As I’ve begun to explore steampunk more, I’ve noticed a disappointing trend in the books and movies in this genre. They seem to have forgotten the heart of steampunk: the punk.
This is perhaps because steampunk is a genre with many distractions. It’s easy to get caught up in the airships, the tools, the corsets, and many creators do. Writers spend page after page lovingly describing these things(and many do it quite well); comic book artists pour hour after hour into every image.
What they forget are all the other things that make the Victorian era such a fascinating one. They skip the political intrigue and religious conflicts inherent in the time. Their characters create inventions and go on grand adventures that change their lives but rarely seem to impact the world around them. Often their stories even reinforce the highly structured class system and oppression of these worlds.
This is in some ways the opposite of a common problem found in other subgenres of science fiction and fantasy: the chosen one who goes on a grand quest to save the world.
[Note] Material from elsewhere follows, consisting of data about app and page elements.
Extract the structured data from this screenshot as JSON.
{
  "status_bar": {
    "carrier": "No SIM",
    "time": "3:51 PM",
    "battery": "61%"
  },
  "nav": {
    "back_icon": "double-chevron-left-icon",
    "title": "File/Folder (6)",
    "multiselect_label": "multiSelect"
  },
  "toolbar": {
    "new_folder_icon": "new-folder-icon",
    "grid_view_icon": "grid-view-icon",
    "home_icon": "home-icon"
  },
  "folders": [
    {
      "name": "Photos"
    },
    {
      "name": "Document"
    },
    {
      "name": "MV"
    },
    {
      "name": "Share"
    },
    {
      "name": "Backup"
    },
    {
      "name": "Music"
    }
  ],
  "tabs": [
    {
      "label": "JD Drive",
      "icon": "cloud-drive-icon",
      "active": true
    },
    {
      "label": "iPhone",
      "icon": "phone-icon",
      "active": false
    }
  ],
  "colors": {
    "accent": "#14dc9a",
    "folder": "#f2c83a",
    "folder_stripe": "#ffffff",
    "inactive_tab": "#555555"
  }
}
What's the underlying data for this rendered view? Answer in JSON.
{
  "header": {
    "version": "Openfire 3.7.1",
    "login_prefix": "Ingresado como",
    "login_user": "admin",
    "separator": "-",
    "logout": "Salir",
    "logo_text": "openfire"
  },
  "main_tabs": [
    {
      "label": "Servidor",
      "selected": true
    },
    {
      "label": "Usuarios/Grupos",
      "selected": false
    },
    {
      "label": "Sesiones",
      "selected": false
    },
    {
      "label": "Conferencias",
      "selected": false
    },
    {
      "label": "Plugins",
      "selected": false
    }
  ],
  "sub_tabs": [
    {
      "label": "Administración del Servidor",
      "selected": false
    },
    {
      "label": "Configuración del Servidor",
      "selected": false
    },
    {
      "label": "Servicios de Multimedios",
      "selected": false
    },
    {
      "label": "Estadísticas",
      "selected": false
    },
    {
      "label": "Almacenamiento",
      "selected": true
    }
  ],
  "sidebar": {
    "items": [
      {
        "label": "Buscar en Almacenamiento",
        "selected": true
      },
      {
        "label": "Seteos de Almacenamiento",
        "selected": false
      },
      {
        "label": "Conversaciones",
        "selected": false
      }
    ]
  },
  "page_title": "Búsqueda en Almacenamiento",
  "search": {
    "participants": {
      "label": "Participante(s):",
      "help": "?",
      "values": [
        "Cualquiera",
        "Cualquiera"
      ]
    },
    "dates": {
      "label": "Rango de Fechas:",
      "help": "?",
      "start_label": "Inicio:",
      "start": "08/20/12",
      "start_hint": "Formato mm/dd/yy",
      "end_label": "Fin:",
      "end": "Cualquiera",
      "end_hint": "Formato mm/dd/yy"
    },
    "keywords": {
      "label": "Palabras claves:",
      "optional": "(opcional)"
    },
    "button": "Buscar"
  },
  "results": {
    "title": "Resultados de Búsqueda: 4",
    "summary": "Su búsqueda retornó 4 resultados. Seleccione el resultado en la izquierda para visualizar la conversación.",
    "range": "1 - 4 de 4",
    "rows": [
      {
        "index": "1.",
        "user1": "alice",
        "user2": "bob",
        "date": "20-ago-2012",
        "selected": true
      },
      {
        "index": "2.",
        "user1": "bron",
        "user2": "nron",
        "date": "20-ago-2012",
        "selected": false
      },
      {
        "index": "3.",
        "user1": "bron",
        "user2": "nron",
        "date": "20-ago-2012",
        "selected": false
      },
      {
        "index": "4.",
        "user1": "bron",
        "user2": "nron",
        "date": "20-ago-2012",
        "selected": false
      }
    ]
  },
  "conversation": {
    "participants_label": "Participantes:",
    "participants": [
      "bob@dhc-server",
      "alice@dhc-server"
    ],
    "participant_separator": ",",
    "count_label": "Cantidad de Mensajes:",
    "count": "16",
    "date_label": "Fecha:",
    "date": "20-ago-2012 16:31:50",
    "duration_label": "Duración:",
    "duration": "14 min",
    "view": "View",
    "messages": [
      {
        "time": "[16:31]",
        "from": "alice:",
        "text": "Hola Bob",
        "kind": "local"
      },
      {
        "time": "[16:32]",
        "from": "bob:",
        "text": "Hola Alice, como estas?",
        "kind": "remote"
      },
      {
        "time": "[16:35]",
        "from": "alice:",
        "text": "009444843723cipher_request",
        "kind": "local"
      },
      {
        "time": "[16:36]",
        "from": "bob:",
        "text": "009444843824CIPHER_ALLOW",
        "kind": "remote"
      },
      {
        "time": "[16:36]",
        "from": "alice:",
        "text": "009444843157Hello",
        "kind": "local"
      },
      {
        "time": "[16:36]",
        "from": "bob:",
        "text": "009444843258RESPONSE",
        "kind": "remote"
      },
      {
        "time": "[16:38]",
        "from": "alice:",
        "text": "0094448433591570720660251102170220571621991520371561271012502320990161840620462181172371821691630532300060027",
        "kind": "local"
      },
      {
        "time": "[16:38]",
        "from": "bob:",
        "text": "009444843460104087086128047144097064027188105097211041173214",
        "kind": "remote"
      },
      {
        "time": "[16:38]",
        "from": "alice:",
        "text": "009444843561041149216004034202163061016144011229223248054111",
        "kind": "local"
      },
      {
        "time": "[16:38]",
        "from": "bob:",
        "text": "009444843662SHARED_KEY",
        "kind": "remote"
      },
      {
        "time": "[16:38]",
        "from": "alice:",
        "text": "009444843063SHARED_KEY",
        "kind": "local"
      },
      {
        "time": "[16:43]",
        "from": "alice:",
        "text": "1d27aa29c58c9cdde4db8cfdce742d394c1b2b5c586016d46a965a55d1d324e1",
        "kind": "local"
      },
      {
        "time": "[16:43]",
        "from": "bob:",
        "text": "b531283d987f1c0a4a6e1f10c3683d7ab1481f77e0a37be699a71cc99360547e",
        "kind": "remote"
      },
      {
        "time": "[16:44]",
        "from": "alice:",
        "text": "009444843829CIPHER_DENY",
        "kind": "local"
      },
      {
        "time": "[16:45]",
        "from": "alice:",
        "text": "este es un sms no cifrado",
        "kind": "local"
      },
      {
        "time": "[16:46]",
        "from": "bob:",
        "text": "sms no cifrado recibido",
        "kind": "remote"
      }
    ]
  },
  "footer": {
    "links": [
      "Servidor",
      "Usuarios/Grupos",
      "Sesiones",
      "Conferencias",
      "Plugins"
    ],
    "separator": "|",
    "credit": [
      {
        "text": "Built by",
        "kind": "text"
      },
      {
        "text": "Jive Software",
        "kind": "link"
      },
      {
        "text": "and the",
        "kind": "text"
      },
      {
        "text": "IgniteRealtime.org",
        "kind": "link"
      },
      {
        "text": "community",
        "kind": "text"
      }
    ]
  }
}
Steampunk stories are great at choosing characters who are only slightly larger than life, who are awesome because of their personalities and skills rather than because they are “chosen”, but it doesn’t give those characters the same opportunities to prove themselves.
I believe we can do better. I believe steampunk fiction is at its best when characters use their steampunk creations to subvert the Victorian-esque cultures they live in, the way punk music subverted the existing culture of music in the real world. I want to see characters who make their place in the world instead of finding it, and I want to see characters tearing apart the class systems and governments that oppress them. Most of all, I want to see steampunk worlds that grow and change.
The steampunk aesthetic is wonderful and airships are fascinating, but steampunk is about so much more than the superficial. In our own world steampunk communities are some of the friendliest out there. They are creators of all kinds, professionals and hobbyists, fat and thin, white and black. They are incredible people who are changing the real world, one tiny step at a time.
Steampunk characters should be allowed to do the same.
Know of any steampunk books like this? Got one of your own? Tell me about it in the comments section below!
Dianna Gunn is a freelance writer by day, a fantasy author by night, and a steampunk fanatic all the time. Her debut YA fantasy novella, Keeper of the Dawn, is set to release in spring 2017. She blogs about books, creativity and life at The Dabbler.